## TASK ITEM
Please reproduce the whole listing without altering anything.

## MATERIAL SUPPLIED

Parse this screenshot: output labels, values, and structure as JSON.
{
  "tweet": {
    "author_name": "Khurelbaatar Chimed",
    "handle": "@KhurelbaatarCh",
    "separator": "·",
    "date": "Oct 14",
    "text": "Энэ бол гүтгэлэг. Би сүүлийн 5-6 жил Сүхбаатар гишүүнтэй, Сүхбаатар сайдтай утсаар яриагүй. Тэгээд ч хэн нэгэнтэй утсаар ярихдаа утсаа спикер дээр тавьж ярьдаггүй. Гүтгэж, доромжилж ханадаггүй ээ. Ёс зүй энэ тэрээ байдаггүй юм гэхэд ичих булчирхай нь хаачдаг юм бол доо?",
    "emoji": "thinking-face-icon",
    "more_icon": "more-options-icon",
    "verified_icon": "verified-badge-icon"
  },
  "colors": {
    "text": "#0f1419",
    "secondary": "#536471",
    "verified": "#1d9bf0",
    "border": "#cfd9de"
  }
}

## WRITTEN REPLY
Parse this screenshot: output labels, values, and structure as JSON.
{
  "tweet": {
    "author_name": "Khurelbaatar Chimed",
    "handle": "@KhurelbaatarCh",
    "separator": "·",
    "date": "Oct 14",
    "text": "Энэ бол гүтгэлэг. Би сүүлийн 5-6 жил Сүхбаатар гишүүнтэй, Сүхбаатар сайдтай утсаар яриагүй. Тэгээд ч хэн нэгэнтэй утсаар ярихдаа утсаа спикер дээр тавьж ярьдаггүй. Гүтгэж, доромжилж ханадаггүй ээ. Ёс зүй энэ тэрээ байдаггүй юм гэхэд ичих булчирхай нь хаачдаг юм бол доо?",
    "emoji": "thinking-face-icon",
    "more_icon": "more-options-icon",
    "verified_icon": "verified-badge-icon"
  },
  "colors": {
    "text": "#0f1419",
    "secondary": "#536471",
    "verified": "#1d9bf0",
    "border": "#cfd9de"
  }
}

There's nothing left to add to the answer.